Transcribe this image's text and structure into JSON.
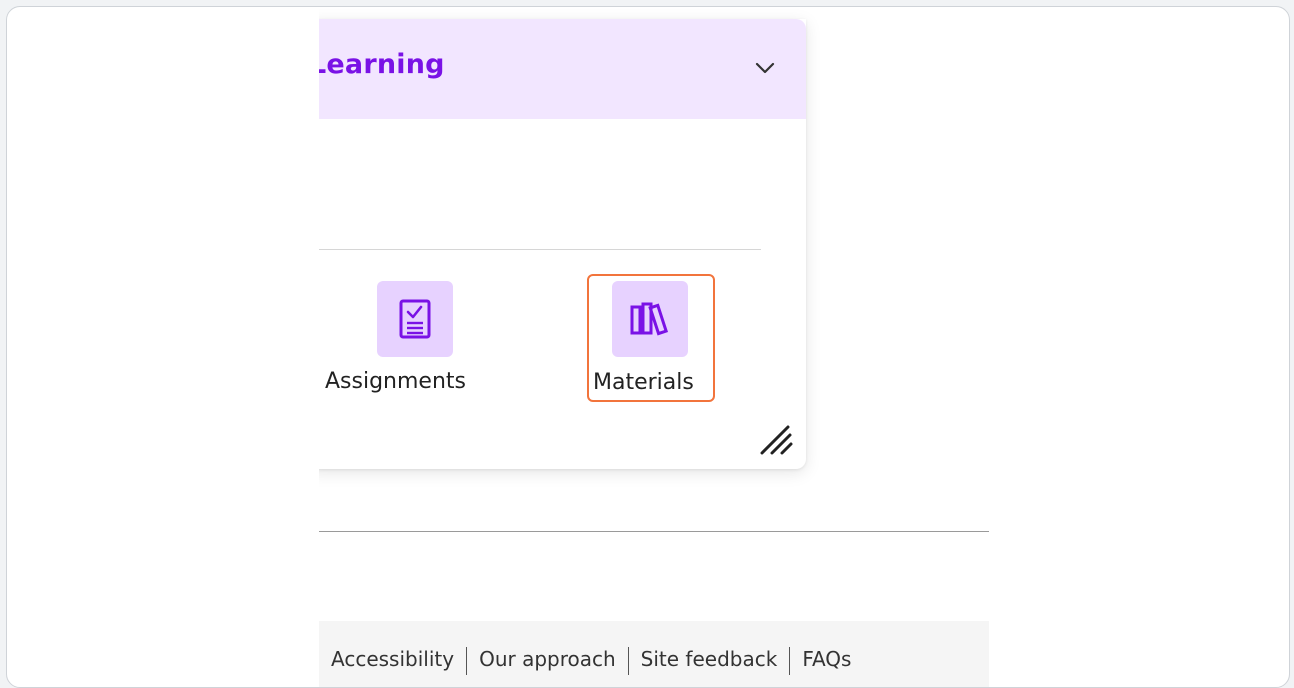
{
  "widget": {
    "title": "Learning",
    "tiles": [
      {
        "label": "Assignments",
        "icon": "assignment-checklist-icon"
      },
      {
        "label": "Materials",
        "icon": "books-icon"
      }
    ]
  },
  "footer": {
    "links": [
      "Accessibility",
      "Our approach",
      "Site feedback",
      "FAQs"
    ]
  },
  "colors": {
    "accent": "#7a12e6",
    "header_bg": "#f2e6ff",
    "tile_bg": "#e7d2ff",
    "highlight": "#f2743c"
  }
}
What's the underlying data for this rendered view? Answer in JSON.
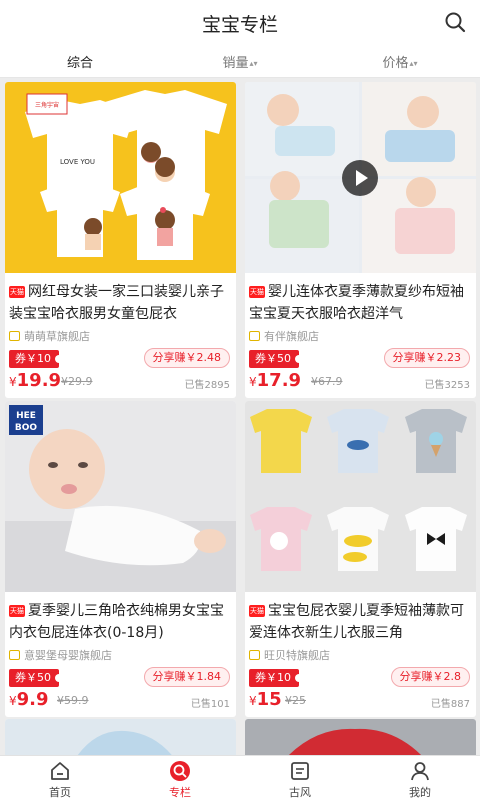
{
  "header": {
    "title": "宝宝专栏",
    "search_icon": "search-icon"
  },
  "sort": {
    "items": [
      "综合",
      "销量",
      "价格"
    ],
    "active": 0
  },
  "products": [
    {
      "name": "网红母女装一家三口装婴儿亲子装宝宝哈衣服男女童包屁衣",
      "shop": "萌萌草旗舰店",
      "coupon": "券￥10",
      "share": "分享赚￥2.48",
      "currency": "¥",
      "price": "19.9",
      "orig": "¥29.9",
      "sold": "已售2895",
      "tag": "天猫"
    },
    {
      "name": "婴儿连体衣夏季薄款夏纱布短袖宝宝夏天衣服哈衣超洋气",
      "shop": "有伴旗舰店",
      "coupon": "券￥50",
      "share": "分享赚￥2.23",
      "currency": "¥",
      "price": "17.9",
      "orig": "¥67.9",
      "sold": "已售3253",
      "tag": "天猫"
    },
    {
      "name": "夏季婴儿三角哈衣纯棉男女宝宝内衣包屁连体衣(0-18月)",
      "shop": "意婴堡母婴旗舰店",
      "coupon": "券￥50",
      "share": "分享赚￥1.84",
      "currency": "¥",
      "price": "9.9",
      "orig": "¥59.9",
      "sold": "已售101",
      "tag": "天猫"
    },
    {
      "name": "宝宝包屁衣婴儿夏季短袖薄款可爱连体衣新生儿衣服三角",
      "shop": "旺贝特旗舰店",
      "coupon": "券￥10",
      "share": "分享赚￥2.8",
      "currency": "¥",
      "price": "15",
      "orig": "¥25",
      "sold": "已售887",
      "tag": "天猫"
    }
  ],
  "image_text": {
    "love_you": "LOVE YOU",
    "heeboo_1": "HEE",
    "heeboo_2": "BOO"
  },
  "tabbar": {
    "items": [
      "首页",
      "专栏",
      "古风",
      "我的"
    ],
    "active": 1
  },
  "colors": {
    "accent": "#e8202a",
    "yellow_bg": "#f6c21d"
  }
}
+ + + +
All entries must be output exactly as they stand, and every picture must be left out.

Transcribe this image's text and structure into JSON.
{
  "widget": {
    "title": "Learning",
    "tiles": [
      {
        "label": "Assignments",
        "icon": "assignment-checklist-icon"
      },
      {
        "label": "Materials",
        "icon": "books-icon"
      }
    ]
  },
  "footer": {
    "links": [
      "Accessibility",
      "Our approach",
      "Site feedback",
      "FAQs"
    ]
  },
  "colors": {
    "accent": "#7a12e6",
    "header_bg": "#f2e6ff",
    "tile_bg": "#e7d2ff",
    "highlight": "#f2743c"
  }
}
What's the underlying data for this rendered view? Answer in JSON.
{
  "header": {
    "title": "宝宝专栏",
    "search_icon": "search-icon"
  },
  "sort": {
    "items": [
      "综合",
      "销量",
      "价格"
    ],
    "active": 0
  },
  "products": [
    {
      "name": "网红母女装一家三口装婴儿亲子装宝宝哈衣服男女童包屁衣",
      "shop": "萌萌草旗舰店",
      "coupon": "券￥10",
      "share": "分享赚￥2.48",
      "currency": "¥",
      "price": "19.9",
      "orig": "¥29.9",
      "sold": "已售2895",
      "tag": "天猫"
    },
    {
      "name": "婴儿连体衣夏季薄款夏纱布短袖宝宝夏天衣服哈衣超洋气",
      "shop": "有伴旗舰店",
      "coupon": "券￥50",
      "share": "分享赚￥2.23",
      "currency": "¥",
      "price": "17.9",
      "orig": "¥67.9",
      "sold": "已售3253",
      "tag": "天猫"
    },
    {
      "name": "夏季婴儿三角哈衣纯棉男女宝宝内衣包屁连体衣(0-18月)",
      "shop": "意婴堡母婴旗舰店",
      "coupon": "券￥50",
      "share": "分享赚￥1.84",
      "currency": "¥",
      "price": "9.9",
      "orig": "¥59.9",
      "sold": "已售101",
      "tag": "天猫"
    },
    {
      "name": "宝宝包屁衣婴儿夏季短袖薄款可爱连体衣新生儿衣服三角",
      "shop": "旺贝特旗舰店",
      "coupon": "券￥10",
      "share": "分享赚￥2.8",
      "currency": "¥",
      "price": "15",
      "orig": "¥25",
      "sold": "已售887",
      "tag": "天猫"
    }
  ],
  "image_text": {
    "love_you": "LOVE YOU",
    "heeboo_1": "HEE",
    "heeboo_2": "BOO"
  },
  "tabbar": {
    "items": [
      "首页",
      "专栏",
      "古风",
      "我的"
    ],
    "active": 1
  },
  "colors": {
    "accent": "#e8202a",
    "yellow_bg": "#f6c21d"
  }
}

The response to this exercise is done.